## Your objective
Once you have read the records, write them out again exactly.

## Website and app data records

● ● ● ● ●

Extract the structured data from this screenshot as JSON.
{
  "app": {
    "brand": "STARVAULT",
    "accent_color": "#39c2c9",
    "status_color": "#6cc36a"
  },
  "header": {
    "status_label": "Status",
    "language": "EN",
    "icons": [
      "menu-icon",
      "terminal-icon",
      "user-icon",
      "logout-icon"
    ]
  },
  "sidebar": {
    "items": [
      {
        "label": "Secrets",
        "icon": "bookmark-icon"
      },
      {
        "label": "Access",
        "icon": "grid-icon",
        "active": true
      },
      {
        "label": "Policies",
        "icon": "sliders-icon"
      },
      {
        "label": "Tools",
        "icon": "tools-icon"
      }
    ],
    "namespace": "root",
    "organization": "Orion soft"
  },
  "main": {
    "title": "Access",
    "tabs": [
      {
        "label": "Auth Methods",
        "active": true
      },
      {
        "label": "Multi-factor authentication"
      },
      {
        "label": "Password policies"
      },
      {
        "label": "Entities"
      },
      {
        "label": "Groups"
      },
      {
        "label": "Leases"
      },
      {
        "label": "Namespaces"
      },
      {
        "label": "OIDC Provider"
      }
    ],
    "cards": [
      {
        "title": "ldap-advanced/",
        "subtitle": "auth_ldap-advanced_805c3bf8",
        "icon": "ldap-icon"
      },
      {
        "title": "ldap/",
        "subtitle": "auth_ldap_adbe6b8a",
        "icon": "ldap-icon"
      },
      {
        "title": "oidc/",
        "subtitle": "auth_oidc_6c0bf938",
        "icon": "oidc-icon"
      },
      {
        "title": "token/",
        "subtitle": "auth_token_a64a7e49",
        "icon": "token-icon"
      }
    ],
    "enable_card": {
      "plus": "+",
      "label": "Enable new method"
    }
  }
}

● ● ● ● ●

## Output of the exercise
Extract the structured data from this screenshot as JSON.
{
  "app": {
    "brand": "STARVAULT",
    "accent_color": "#39c2c9",
    "status_color": "#6cc36a"
  },
  "header": {
    "status_label": "Status",
    "language": "EN",
    "icons": [
      "menu-icon",
      "terminal-icon",
      "user-icon",
      "logout-icon"
    ]
  },
  "sidebar": {
    "items": [
      {
        "label": "Secrets",
        "icon": "bookmark-icon"
      },
      {
        "label": "Access",
        "icon": "grid-icon",
        "active": true
      },
      {
        "label": "Policies",
        "icon": "sliders-icon"
      },
      {
        "label": "Tools",
        "icon": "tools-icon"
      }
    ],
    "namespace": "root",
    "organization": "Orion soft"
  },
  "main": {
    "title": "Access",
    "tabs": [
      {
        "label": "Auth Methods",
        "active": true
      },
      {
        "label": "Multi-factor authentication"
      },
      {
        "label": "Password policies"
      },
      {
        "label": "Entities"
      },
      {
        "label": "Groups"
      },
      {
        "label": "Leases"
      },
      {
        "label": "Namespaces"
      },
      {
        "label": "OIDC Provider"
      }
    ],
    "cards": [
      {
        "title": "ldap-advanced/",
        "subtitle": "auth_ldap-advanced_805c3bf8",
        "icon": "ldap-icon"
      },
      {
        "title": "ldap/",
        "subtitle": "auth_ldap_adbe6b8a",
        "icon": "ldap-icon"
      },
      {
        "title": "oidc/",
        "subtitle": "auth_oidc_6c0bf938",
        "icon": "oidc-icon"
      },
      {
        "title": "token/",
        "subtitle": "auth_token_a64a7e49",
        "icon": "token-icon"
      }
    ],
    "enable_card": {
      "plus": "+",
      "label": "Enable new method"
    }
  }
}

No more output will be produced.